Global Carbon Market Institutions: An Assessment of Governance Challenges and Functions in the Carbon Market
In late 2008, British Prime Minister Gordon Brown commissioned his Special Representative on Carbon Trading, Mark Lazarowicz MP, to draft a report identifying the current role of emissions trading systems and possible challenges going forward. Michael Mehling of the Ecologic Institute in Washington DC was asked to prepare one of four background papers for the main report. His study, entitled “Global Carbon Market Institutions: An Assessment of Governance Challenges and Functions in the Carbon Market”, stresses the institutional needs for linking carbon markets across nations and ensuring market efficiency. He also matches governance challenges with possible institutional solutions. The full report (“Global Carbon Trading: A Framework for Reducing Emissions”) was launched in London on 20 July 2009 by Mark Lazarowicz.
In its background report, Ecologic analyzed the institutional requirements to provide carbon markets with strengthened governance functions, such as market oversight and environmental stringency assurance. The interplay between market forces and mitigation objectives is of vital importance when considering the possibility of linking carbon markets between nations. Without assurances of environmental stringency and adequate market operation, integrating markets from different jurisdictions will be highly challenging, if not impossible.
To better facilitate linking, the background report identifies major governance challenges and institutional functions to address these challenges. Acknowledging the likelihood of different development scenarios, the report addresses both centralized and decentralized alternatives. One example of the governance challenges highlighted in the report is the need to address speculation and market abuse. Centralized institutional responses to market abuse include jointly defined, mandatory minimum margin requirements, bidding and position limits, and sanctions for violations.
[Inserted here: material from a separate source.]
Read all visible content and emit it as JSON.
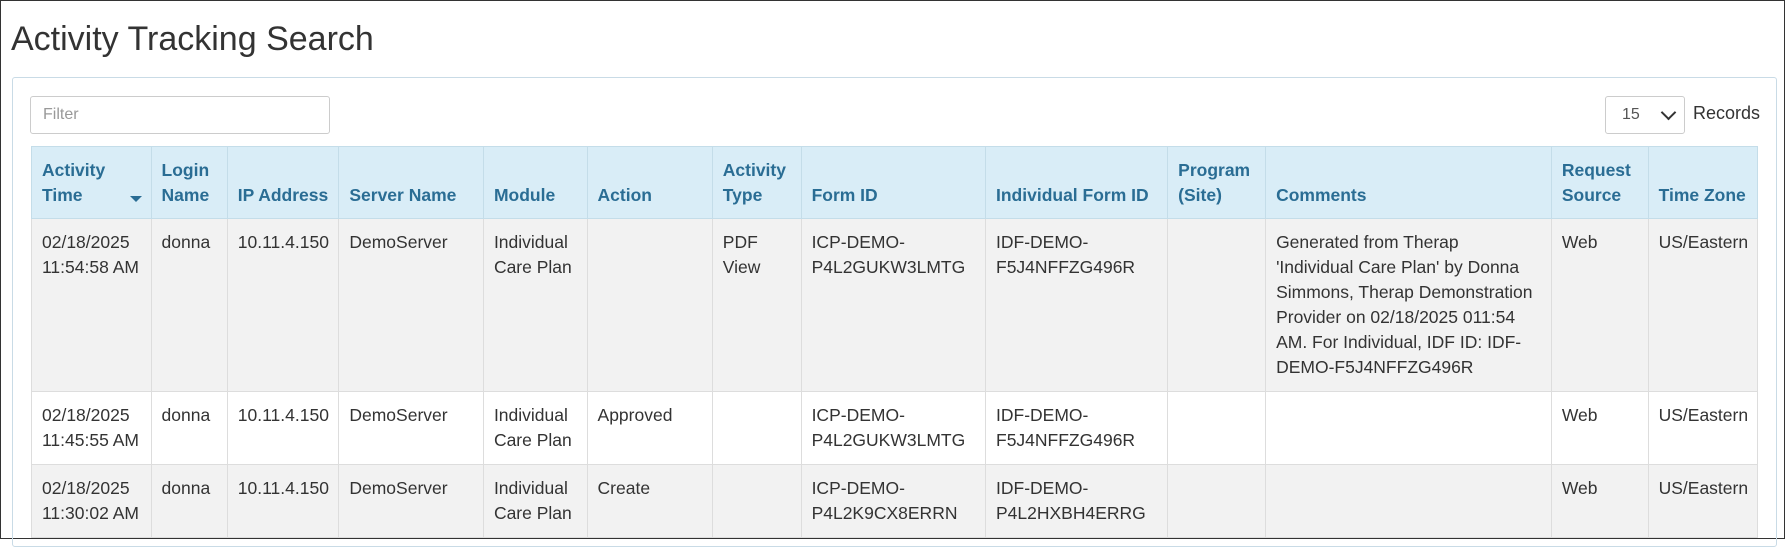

Decentralized options include the informal definition of standard practices on bidding and position limits as well as margin requirements, the adoption of a voluntary code of conduct, or the suggestion of minimum sanctions for violators.
Mark Lazarowicz MP, the Prime Minister's Special Representative on Carbon Trading, launched the full report entitled "Global Carbon Trading: A Framework for Reducing Emissions" in London on 20 July 2009. The main report considers the role of cap and trade systems in the prevention of climate change, as well as the measures necessary to link and extend trading systems over time. As one of the contributing authors, Michael Mehling of the Ecologic Institute was invited to attend the launch.
Keywords: climate, emissions trading, developing countries, institutions and governance, linking, carbon market, harmonized policies, International
Last update: 19.08.2009